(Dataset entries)
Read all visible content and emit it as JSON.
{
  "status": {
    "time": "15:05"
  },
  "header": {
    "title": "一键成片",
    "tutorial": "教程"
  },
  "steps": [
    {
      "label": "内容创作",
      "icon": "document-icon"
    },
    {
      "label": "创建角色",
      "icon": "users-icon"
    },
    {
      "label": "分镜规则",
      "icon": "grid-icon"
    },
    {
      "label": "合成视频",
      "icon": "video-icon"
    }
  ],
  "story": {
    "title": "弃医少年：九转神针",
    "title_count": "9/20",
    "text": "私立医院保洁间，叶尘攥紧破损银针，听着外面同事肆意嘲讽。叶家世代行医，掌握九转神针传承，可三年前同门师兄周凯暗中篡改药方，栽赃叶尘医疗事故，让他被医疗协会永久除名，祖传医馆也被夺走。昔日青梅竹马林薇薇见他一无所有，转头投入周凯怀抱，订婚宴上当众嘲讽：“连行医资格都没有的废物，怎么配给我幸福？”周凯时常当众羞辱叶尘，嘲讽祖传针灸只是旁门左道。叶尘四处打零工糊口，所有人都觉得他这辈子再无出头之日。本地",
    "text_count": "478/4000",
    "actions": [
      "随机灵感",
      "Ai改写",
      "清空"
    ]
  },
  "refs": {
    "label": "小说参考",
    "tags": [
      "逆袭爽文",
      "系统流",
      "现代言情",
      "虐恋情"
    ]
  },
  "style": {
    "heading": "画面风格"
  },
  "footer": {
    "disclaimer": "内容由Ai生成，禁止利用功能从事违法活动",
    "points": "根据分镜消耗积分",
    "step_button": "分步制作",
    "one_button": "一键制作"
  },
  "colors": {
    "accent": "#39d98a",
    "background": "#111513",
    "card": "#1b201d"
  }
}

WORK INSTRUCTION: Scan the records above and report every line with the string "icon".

FINISHED EXERCISE:
      "icon": "document-icon"
      "icon": "users-icon"
      "icon": "grid-icon"
      "icon": "video-icon"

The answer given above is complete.